How is the word LIKE used
LIKE never means "for example" on the GMAT. Like should be used only in comparisons.
* come directly after a comma
* refer to the noun just before the comma
* only exception is when it follows a preposition. ex. "in which"
must refer to an actual location
must refer to an actual time
Parallel Structure Errors
1. Items in a list must have parallel form
2. Many two-part constructions setup parallel elements; for example "from A to B" and "just as A, so B"
3. Two-part constructions are often tested idiomatically.

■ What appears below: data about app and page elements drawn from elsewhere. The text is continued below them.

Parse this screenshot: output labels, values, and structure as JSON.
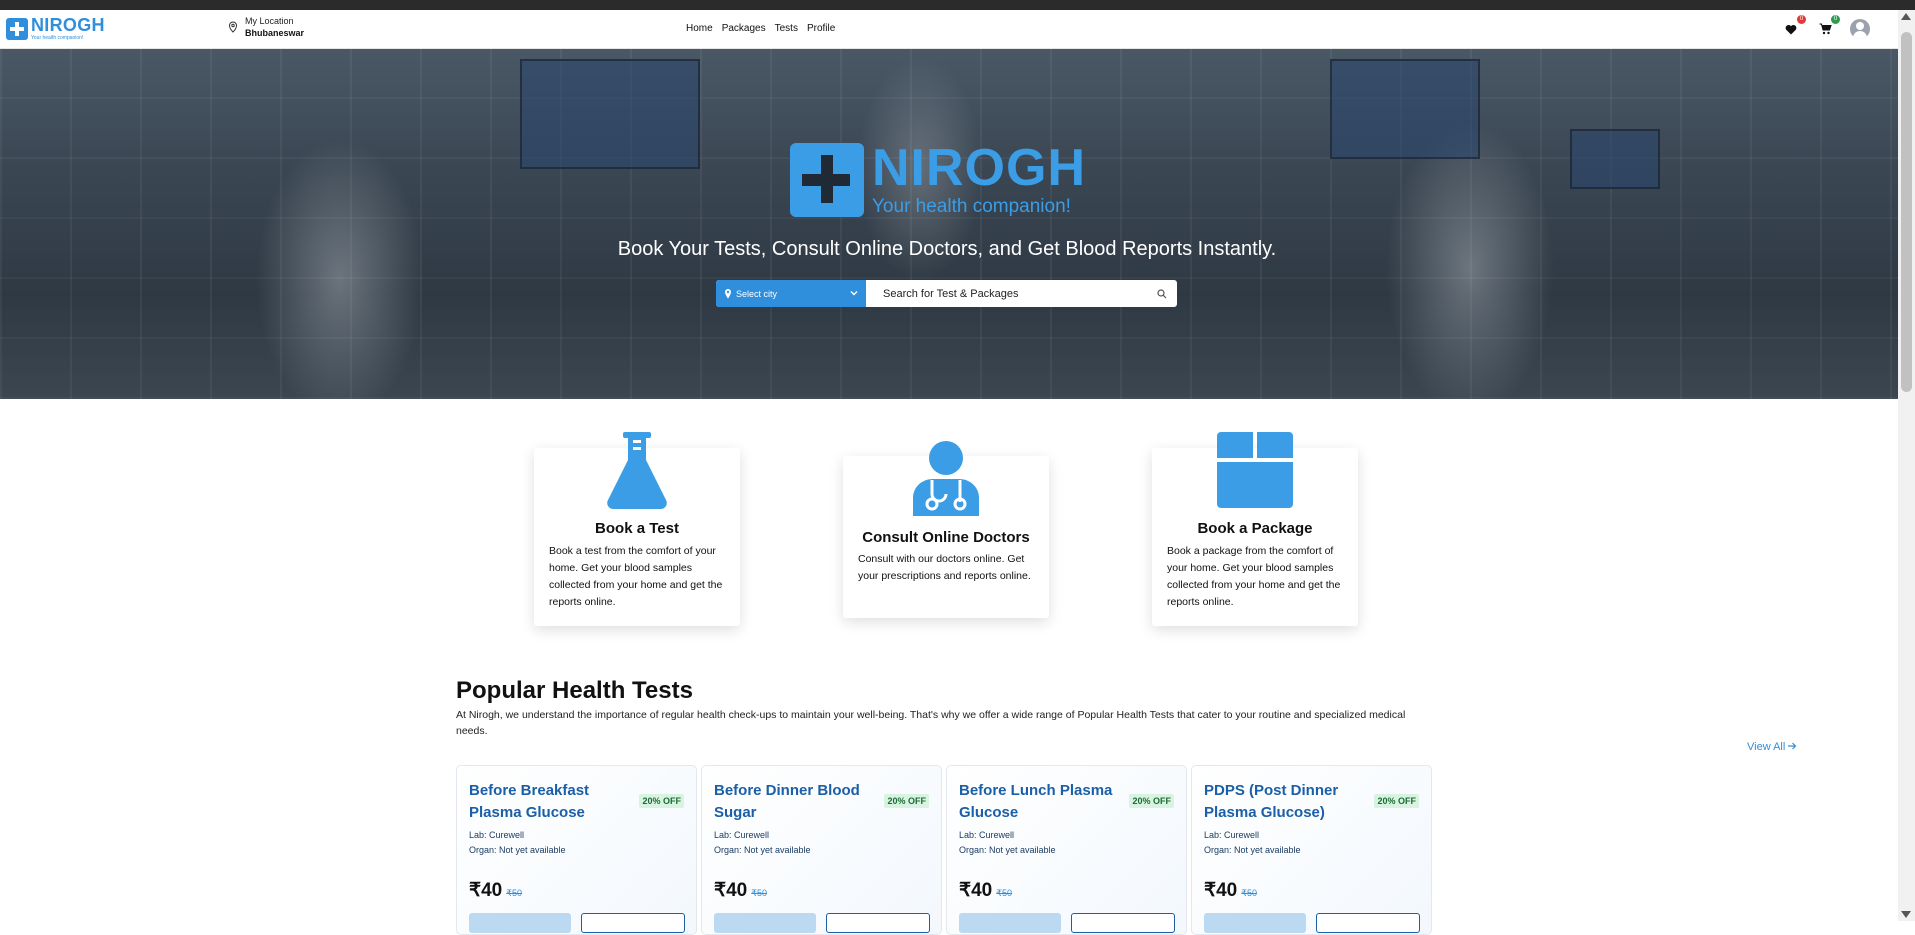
{
  "header": {
    "logo_name": "NIROGH",
    "logo_tagline": "Your health companion!",
    "location_label": "My Location",
    "location_value": "Bhubaneswar",
    "nav": [
      "Home",
      "Packages",
      "Tests",
      "Profile"
    ],
    "wishlist_count": "0",
    "cart_count": "0"
  },
  "hero": {
    "logo_name": "NIROGH",
    "logo_tagline": "Your health companion!",
    "tagline": "Book Your Tests, Consult Online Doctors, and Get Blood Reports Instantly.",
    "city_placeholder": "Select city",
    "search_placeholder": "Search for Test & Packages"
  },
  "services": [
    {
      "title": "Book a Test",
      "text": "Book a test from the comfort of your home. Get your blood samples collected from your home and get the reports online.",
      "icon": "flask-icon"
    },
    {
      "title": "Consult Online Doctors",
      "text": "Consult with our doctors online. Get your prescriptions and reports online.",
      "icon": "doctor-icon"
    },
    {
      "title": "Book a Package",
      "text": "Book a package from the comfort of your home. Get your blood samples collected from your home and get the reports online.",
      "icon": "package-icon"
    }
  ],
  "popular": {
    "title": "Popular Health Tests",
    "description": "At Nirogh, we understand the importance of regular health check-ups to maintain your well-being. That's why we offer a wide range of Popular Health Tests that cater to your routine and specialized medical needs.",
    "view_all": "View All",
    "tests": [
      {
        "name": "Before Breakfast Plasma Glucose",
        "discount": "20% OFF",
        "lab": "Lab: Curewell",
        "organ": "Organ: Not yet available",
        "price": "₹40",
        "old_price": "₹50"
      },
      {
        "name": "Before Dinner Blood Sugar",
        "discount": "20% OFF",
        "lab": "Lab: Curewell",
        "organ": "Organ: Not yet available",
        "price": "₹40",
        "old_price": "₹50"
      },
      {
        "name": "Before Lunch Plasma Glucose",
        "discount": "20% OFF",
        "lab": "Lab: Curewell",
        "organ": "Organ: Not yet available",
        "price": "₹40",
        "old_price": "₹50"
      },
      {
        "name": "PDPS (Post Dinner Plasma Glucose)",
        "discount": "20% OFF",
        "lab": "Lab: Curewell",
        "organ": "Organ: Not yet available",
        "price": "₹40",
        "old_price": "₹50"
      }
    ]
  },
  "colors": {
    "brand": "#2f8fdc",
    "discount_bg": "#d9f3e1",
    "test_title": "#1a5fa8"
  }
}
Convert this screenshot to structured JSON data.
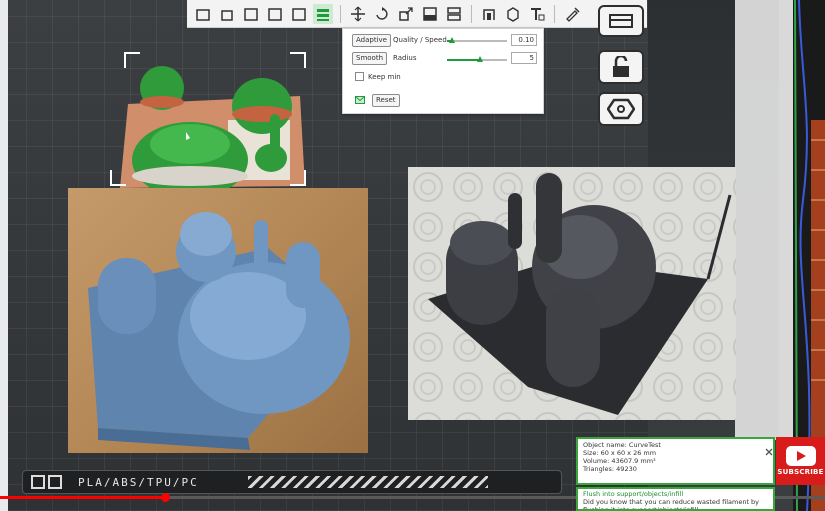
{
  "popup": {
    "adaptive_label": "Adaptive",
    "quality_label": "Quality / Speed",
    "quality_value": "0.10",
    "quality_level": 0.08,
    "smooth_label": "Smooth",
    "radius_label": "Radius",
    "radius_value": "5",
    "radius_level": 0.55,
    "keep_min_label": "Keep min",
    "reset_label": "Reset"
  },
  "bottombar": {
    "filament_label": "PLA/ABS/TPU/PC"
  },
  "video": {
    "progress": 0.2
  },
  "info": {
    "name": "Object name: CurveTest",
    "size": "Size: 60 x 60 x 26 mm",
    "volume": "Volume: 43607.9 mm³",
    "triangles": "Triangles: 49230"
  },
  "hint": {
    "link": "Flush into support/objects/infill",
    "text": "Did you know that you can reduce wasted filament by flushing it into support/objects/infill"
  },
  "youtube": {
    "subscribe_label": "SUBSCRIBE"
  },
  "colors": {
    "accent_green": "#1f9c3a",
    "youtube_red": "#d81b1b"
  }
}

For example "Not only" MUST be followed by "but also", not just by "but"
1. Modifying phrase must be placed as close as possible to what it modifies
2. Adjectives modify nouns, while adverbs modify verbs or adjectives
1. A pronoun must refer unambiguously to a specific noun
2. A pronoun must agree in number with the noun it replaces
1. A verb must agree with the subject of the sentence. Plural subjects go with plural verbs and singular subjects go with singular verbs
2. The verb tense must make sense with the rest of the sentence.
Typically abused pronouns on the GMAT
it, its, they, their, them, which, and that
Look for these. if they are present they must refer unambiguously to a noun or pronoun (its antecedent) in the sentence.
REGARD something AS
WITH REGARD TO something
PREFER x TO y
REQUIRE something OF someone - expect or demand
REQUIRE something FROM someone - demand
CONSIDERED TO BE - "considered as" is always wrong
Idiom: As Long
AS LONG AS
COVERS SUCH x AS
AT A RATE OF
DISCOURAGE x FROM
use BETWEEN to distinguish two things
use AMONG to distinguish more than two things
Used when you can count the items in question
Used when you cannot count the items
ORDERED x TO do something
SO x THAT y